Exercise: Each record below should appear again exactly as written.

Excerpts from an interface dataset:
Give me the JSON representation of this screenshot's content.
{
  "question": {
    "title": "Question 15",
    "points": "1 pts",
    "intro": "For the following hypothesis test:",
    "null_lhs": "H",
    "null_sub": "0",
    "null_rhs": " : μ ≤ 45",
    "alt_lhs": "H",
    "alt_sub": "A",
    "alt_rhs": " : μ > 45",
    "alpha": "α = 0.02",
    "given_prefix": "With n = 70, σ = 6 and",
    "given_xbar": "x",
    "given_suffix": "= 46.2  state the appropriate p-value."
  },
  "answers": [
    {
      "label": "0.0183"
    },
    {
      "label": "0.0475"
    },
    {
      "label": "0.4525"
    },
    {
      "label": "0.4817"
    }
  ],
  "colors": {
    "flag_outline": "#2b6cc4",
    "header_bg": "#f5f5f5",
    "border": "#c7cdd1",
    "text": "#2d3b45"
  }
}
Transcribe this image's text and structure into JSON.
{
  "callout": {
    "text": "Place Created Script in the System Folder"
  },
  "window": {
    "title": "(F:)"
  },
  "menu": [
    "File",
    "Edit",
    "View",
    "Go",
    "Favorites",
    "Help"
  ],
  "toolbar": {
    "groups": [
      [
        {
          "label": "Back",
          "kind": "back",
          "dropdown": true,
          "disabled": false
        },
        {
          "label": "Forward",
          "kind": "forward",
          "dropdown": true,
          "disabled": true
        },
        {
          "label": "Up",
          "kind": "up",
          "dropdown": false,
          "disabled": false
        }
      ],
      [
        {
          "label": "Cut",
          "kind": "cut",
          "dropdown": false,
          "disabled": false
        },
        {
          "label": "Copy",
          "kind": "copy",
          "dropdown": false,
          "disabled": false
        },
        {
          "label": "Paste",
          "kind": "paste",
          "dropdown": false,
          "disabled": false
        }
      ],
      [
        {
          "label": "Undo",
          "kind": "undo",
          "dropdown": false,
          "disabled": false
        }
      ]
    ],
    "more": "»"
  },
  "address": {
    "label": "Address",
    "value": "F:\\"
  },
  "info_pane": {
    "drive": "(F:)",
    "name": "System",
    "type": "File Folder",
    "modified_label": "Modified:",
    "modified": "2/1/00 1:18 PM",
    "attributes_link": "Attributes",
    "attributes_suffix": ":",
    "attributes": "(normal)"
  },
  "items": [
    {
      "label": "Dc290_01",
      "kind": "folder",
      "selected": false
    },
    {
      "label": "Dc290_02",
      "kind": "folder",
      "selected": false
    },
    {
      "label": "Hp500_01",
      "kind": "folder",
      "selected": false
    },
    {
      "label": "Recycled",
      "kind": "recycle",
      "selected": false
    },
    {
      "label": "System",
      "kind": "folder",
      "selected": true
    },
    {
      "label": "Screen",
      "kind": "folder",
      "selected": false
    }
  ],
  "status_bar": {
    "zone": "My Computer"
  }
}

Written response:
Give me the JSON representation of this screenshot's content.
{
  "question": {
    "title": "Question 15",
    "points": "1 pts",
    "intro": "For the following hypothesis test:",
    "null_lhs": "H",
    "null_sub": "0",
    "null_rhs": " : μ ≤ 45",
    "alt_lhs": "H",
    "alt_sub": "A",
    "alt_rhs": " : μ > 45",
    "alpha": "α = 0.02",
    "given_prefix": "With n = 70, σ = 6 and",
    "given_xbar": "x",
    "given_suffix": "= 46.2  state the appropriate p-value."
  },
  "answers": [
    {
      "label": "0.0183"
    },
    {
      "label": "0.0475"
    },
    {
      "label": "0.4525"
    },
    {
      "label": "0.4817"
    }
  ],
  "colors": {
    "flag_outline": "#2b6cc4",
    "header_bg": "#f5f5f5",
    "border": "#c7cdd1",
    "text": "#2d3b45"
  }
}
Transcribe this image's text and structure into JSON.
{
  "callout": {
    "text": "Place Created Script in the System Folder"
  },
  "window": {
    "title": "(F:)"
  },
  "menu": [
    "File",
    "Edit",
    "View",
    "Go",
    "Favorites",
    "Help"
  ],
  "toolbar": {
    "groups": [
      [
        {
          "label": "Back",
          "kind": "back",
          "dropdown": true,
          "disabled": false
        },
        {
          "label": "Forward",
          "kind": "forward",
          "dropdown": true,
          "disabled": true
        },
        {
          "label": "Up",
          "kind": "up",
          "dropdown": false,
          "disabled": false
        }
      ],
      [
        {
          "label": "Cut",
          "kind": "cut",
          "dropdown": false,
          "disabled": false
        },
        {
          "label": "Copy",
          "kind": "copy",
          "dropdown": false,
          "disabled": false
        },
        {
          "label": "Paste",
          "kind": "paste",
          "dropdown": false,
          "disabled": false
        }
      ],
      [
        {
          "label": "Undo",
          "kind": "undo",
          "dropdown": false,
          "disabled": false
        }
      ]
    ],
    "more": "»"
  },
  "address": {
    "label": "Address",
    "value": "F:\\"
  },
  "info_pane": {
    "drive": "(F:)",
    "name": "System",
    "type": "File Folder",
    "modified_label": "Modified:",
    "modified": "2/1/00 1:18 PM",
    "attributes_link": "Attributes",
    "attributes_suffix": ":",
    "attributes": "(normal)"
  },
  "items": [
    {
      "label": "Dc290_01",
      "kind": "folder",
      "selected": false
    },
    {
      "label": "Dc290_02",
      "kind": "folder",
      "selected": false
    },
    {
      "label": "Hp500_01",
      "kind": "folder",
      "selected": false
    },
    {
      "label": "Recycled",
      "kind": "recycle",
      "selected": false
    },
    {
      "label": "System",
      "kind": "folder",
      "selected": true
    },
    {
      "label": "Screen",
      "kind": "folder",
      "selected": false
    }
  ],
  "status_bar": {
    "zone": "My Computer"
  }
}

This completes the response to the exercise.